I have written about Codebook Secure Notebook and the STRIP Password Manager, both here and in Your Ultimate Security Guide: iOS.  Due to some major recent changes to these systems they merit a revisit.  Zetetic, the company that publishes both of these applications, has merged them into a single app.  At first this concerned me greatly.  Though I loved STRIP and think it is one of the more secure password managers on the market, acceptable replacements exist.  What really concerned me was the potential loss of Codebook.  Codebook was an encrypted notes application for which I have not yet found a suitable alternative.  Fortunately Zetetic has given us our cake and allowed us to eat it, too.  The new application, Codebook Password Manager and Data Vault, combines the best features of both of these applications.

One of the stated reasons for the change was the name “STRIP”.  Originally STRIP was a light-hearted acronym for Secure Tool for Remembering Important Passwords.  Unfortunately, people searching for the app online often found many other, less savory uses of the word “strip”. The full name of the application is now a much more serious, though somewhat unweildy, Codebook Password Manager and Data Vault.

The new version of Codebook Password Manager provides the same password management tools as the old version.  My favorite among these is the organic ability to store TOTP/OAUTH tokens inside the app.  TOTP/OAUTH is the Time-based One Time Password/Open Authentication protocol that is commonly referred to as “Google Authenticator”.  This capability negates the need for a second authentication app on the device.  The new Codebook also mimics the old version’s ability to record and securely store notes.  I love the ability to jot down notes on my iPhone but hate that they are not securely stored.  I also dislike that the native iOS Notes application can by synced with (insecure) email accounts.  Codebook solves this problem by giving you an encrypted platform for securely storing notes.

Codebook Secure Notebook Screens

Codebook Password Manager is very easy to use.  Enter your password (or create a new one).  Once you are logged in to your database click the “+” icon in the upper-right side of the screen.  This will allow you to create a “New Entry” or “New Note”.  Entries are password managment fodder like usernames and passwords.  New notes are free-form entries that allow you to jot down thoughts, lists, etc.

I have only two complaints with the updated version of Codebook.  First, I miss the old Codebook shield icon.  The icon really doesn’t matter, but I really liked the old one.  Also worth noting: I miss some of the old menu options.  The old Codebook was a dedicated note-taking app and allowed me to choose my font and pitch.  The new version does not; alas the text in my notes look big and clunky in comparison.

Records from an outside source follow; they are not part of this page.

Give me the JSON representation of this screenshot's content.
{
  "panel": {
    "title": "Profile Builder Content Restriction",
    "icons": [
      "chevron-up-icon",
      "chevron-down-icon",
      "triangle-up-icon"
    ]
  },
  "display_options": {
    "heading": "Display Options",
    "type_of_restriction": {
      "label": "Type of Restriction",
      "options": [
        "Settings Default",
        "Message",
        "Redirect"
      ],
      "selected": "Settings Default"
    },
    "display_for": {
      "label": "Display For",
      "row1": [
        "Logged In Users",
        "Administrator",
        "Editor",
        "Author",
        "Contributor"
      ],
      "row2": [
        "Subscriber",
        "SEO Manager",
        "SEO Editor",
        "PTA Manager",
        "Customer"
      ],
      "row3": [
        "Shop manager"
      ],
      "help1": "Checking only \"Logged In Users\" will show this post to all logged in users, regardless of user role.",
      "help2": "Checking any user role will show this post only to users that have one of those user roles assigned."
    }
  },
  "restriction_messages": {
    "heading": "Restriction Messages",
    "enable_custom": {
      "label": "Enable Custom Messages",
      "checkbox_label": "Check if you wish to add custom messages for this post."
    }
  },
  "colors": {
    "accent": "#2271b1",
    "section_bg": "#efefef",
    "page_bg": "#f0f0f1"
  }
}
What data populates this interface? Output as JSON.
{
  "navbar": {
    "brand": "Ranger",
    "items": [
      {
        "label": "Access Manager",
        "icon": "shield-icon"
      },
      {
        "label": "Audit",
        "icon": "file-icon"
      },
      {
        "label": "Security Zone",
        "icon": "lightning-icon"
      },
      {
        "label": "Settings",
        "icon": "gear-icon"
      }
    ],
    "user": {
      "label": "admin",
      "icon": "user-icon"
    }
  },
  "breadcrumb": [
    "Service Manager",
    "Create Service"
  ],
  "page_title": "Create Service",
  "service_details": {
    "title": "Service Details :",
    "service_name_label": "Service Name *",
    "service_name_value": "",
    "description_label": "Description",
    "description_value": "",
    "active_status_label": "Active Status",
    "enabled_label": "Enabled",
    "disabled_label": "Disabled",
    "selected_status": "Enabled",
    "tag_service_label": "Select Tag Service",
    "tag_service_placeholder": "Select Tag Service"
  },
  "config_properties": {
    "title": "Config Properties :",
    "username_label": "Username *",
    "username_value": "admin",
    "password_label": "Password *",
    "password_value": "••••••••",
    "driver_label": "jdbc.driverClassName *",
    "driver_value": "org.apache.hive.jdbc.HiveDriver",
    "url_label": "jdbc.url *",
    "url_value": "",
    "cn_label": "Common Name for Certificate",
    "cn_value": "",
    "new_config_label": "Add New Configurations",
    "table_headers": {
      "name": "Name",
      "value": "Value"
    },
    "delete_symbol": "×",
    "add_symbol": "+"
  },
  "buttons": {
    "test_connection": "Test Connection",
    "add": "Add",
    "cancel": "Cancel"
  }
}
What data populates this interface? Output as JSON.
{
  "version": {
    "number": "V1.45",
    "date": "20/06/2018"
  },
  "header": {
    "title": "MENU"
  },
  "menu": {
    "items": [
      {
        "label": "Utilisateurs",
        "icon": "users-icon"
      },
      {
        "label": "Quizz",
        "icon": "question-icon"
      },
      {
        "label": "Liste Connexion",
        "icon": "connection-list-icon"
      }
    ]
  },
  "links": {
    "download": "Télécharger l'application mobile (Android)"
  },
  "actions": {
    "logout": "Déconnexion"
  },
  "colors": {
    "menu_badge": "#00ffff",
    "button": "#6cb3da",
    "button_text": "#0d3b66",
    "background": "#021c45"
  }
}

As I said, these are minor complaints and really don’t matter to the app’s function.

The new app is  available for Android, iOS, OS X, and Windows.

Threat Modeling: An Introduction

I have previously written about categorizing attackers based on their levels of skill and focus.  I have also written about categorizing security measures to defeat attackers with a given level of skill or focus.  Both of these posts tie in closely with (and were early attempts at) a topic that I want to explore more fully in coming months: threat modeling.  Threat modeling is the examination of two things as they relate to each other: an adversary and a security measure.  The effectiveness of the security measure is weighed against the skill and capabilities, focus, and time available to the attacker.  Threat modeling allows you to understand what you “look like” to your opposition, understand his or her capabilities, and select effective mitigations. Continue reading “Threat Modeling: An Introduction”